My initial thought was to decline an invitation to comment on these 49 spoken word tracks. As an associate producer at Hen House Studios, during the gestation period of this recorded document, there might have been some danger that the subjective nature of my prose would take on the PR complexion of a pinch of low grade salt. That being said, however, as someone who studied the important facets of the creative process with Kenneth Rexroth, Kenneth Patchen and, later, with the poet and translator Jack Hirschman at UCLA, I have better chance of identifying with what’s concerned the Robert Peters compendium of five decades of literary contributions than, perhaps, most anyone. And I/m really talking about gifts which comprise his prolific catalogue, and how his many works have been assimilated into realms of the World Culture.
One has only to listen to Peters, on tracks like Father, Son, Cousin, Country-Western Band or Home-Made Saw-Rig. With a combination of rhapsody and lament he invites us to experience the rural landscapes, as well as the interior terrain of the years of his Wisconsin youth. Then, as with cuts like Memory Loss In A Parkinglot, we’re hearing him go onward, into an undeniable poetic maturity. It should be noted that executive producer Harlan Steinberger is responsible for the competently composed, engaging and thoroughly complimentary musical backdrop.

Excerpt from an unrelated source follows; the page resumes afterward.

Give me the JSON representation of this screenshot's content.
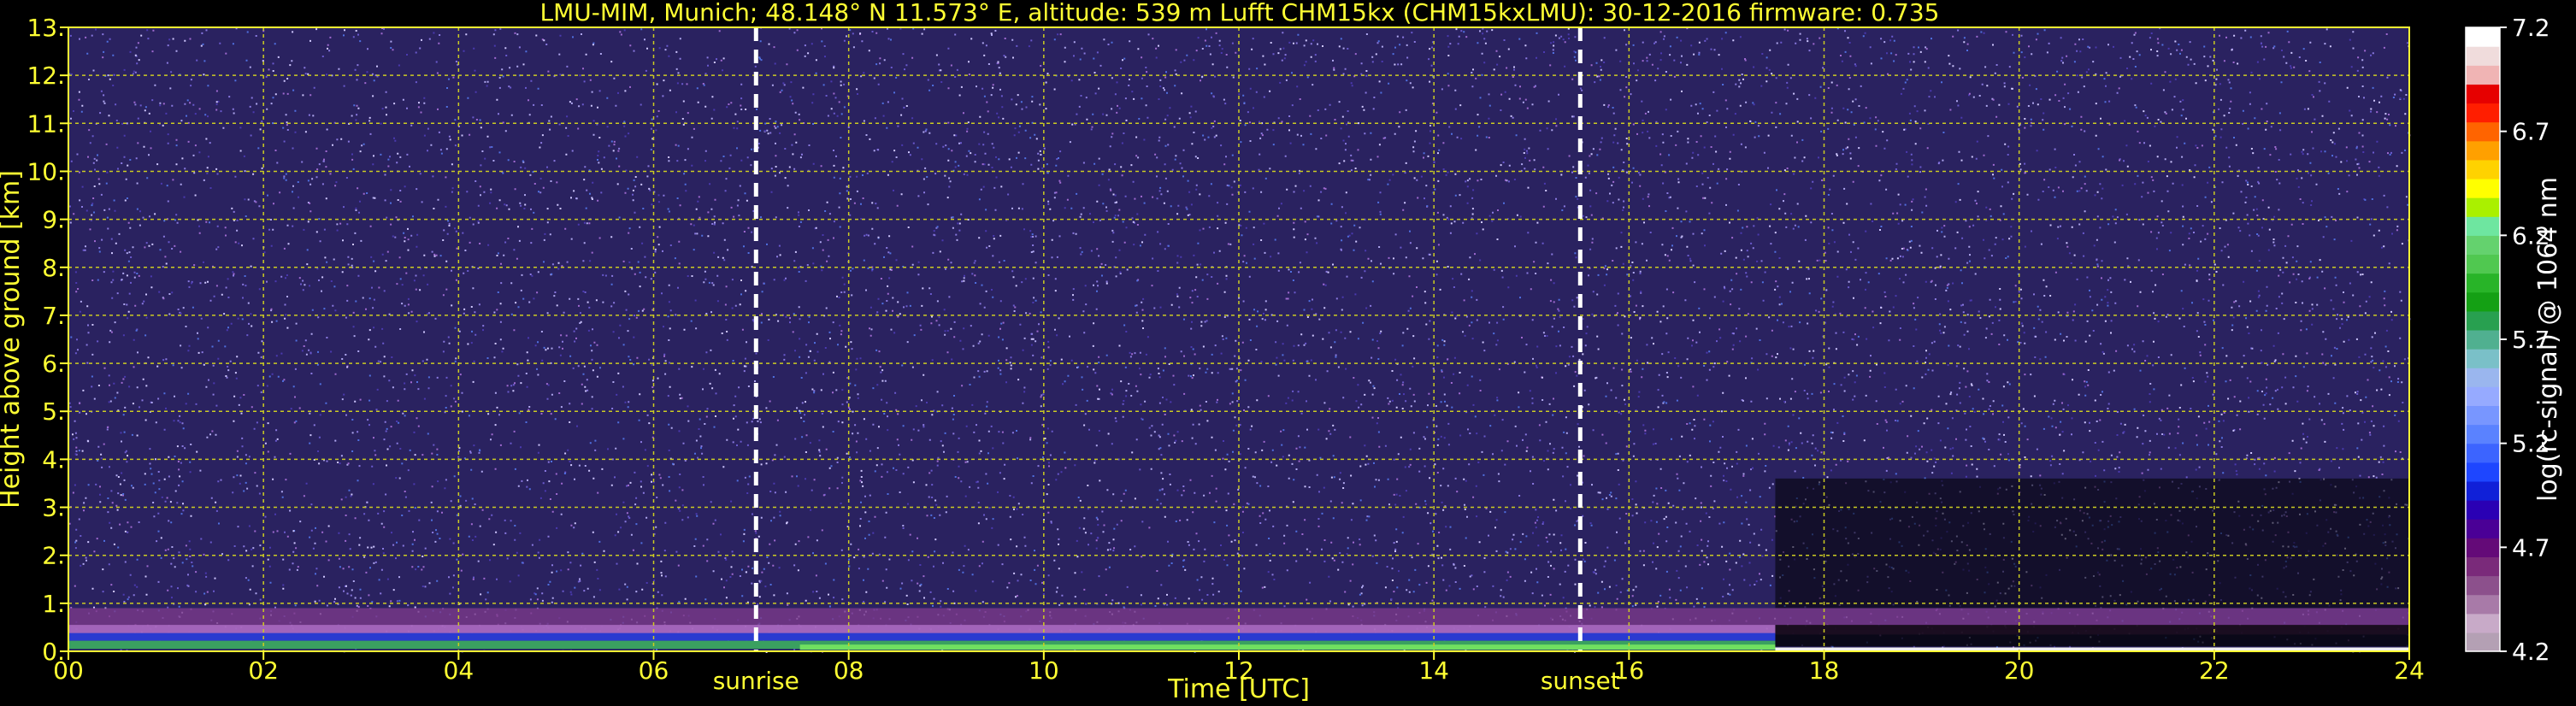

As a hyphenated American poet-playwright- essayist-critical analyst, Peters has been continuously, acknowledged as an author of evocative, imperious perceptions, generally, involved with the whole of international literature. (more…)
The Pedestal Magazine Reviews Ellyn Maybe’s Rodeo for the Sheepish
Reviewer: JoSelle Vanderhooft
Of all the things I review for Pedestal, spoken word CDs are my favorite, both because of their rarity (few poets, after all, have the resources to put one together) and the ingenuity with which they blend visual art, music, and, of course, poetry read aloud. The best of these CDs blend all of these disparate elements to make something that is neither music nor poetry but which uses the common roots of each to create something bold, new, and frequently difficult to categorize, save for the term “performance.” Indeed, the successful spoken word poet is one who does not just read his or her work, but performs it as if it were a stand-up routine, a monologue, part of a “Happening,” or simply as something meant to live beyond the confines of the page.
Ellyn Maybe is a poet who knows how to do just that. Not only a strong poet on paper, she is also a consummate performer with a warm, full voice that is as friendly and inviting as it is delightfully quirky. Few poets—indeed, few performers of any stripe—have the personality, honesty and, yes, unabashed geekiness which Maybe displays in her readings of the ten poems on Rodeo for the Sheepish. Her voice is not only entrancing but unforgettable; indeed, I would very much like to hear her perform live someday.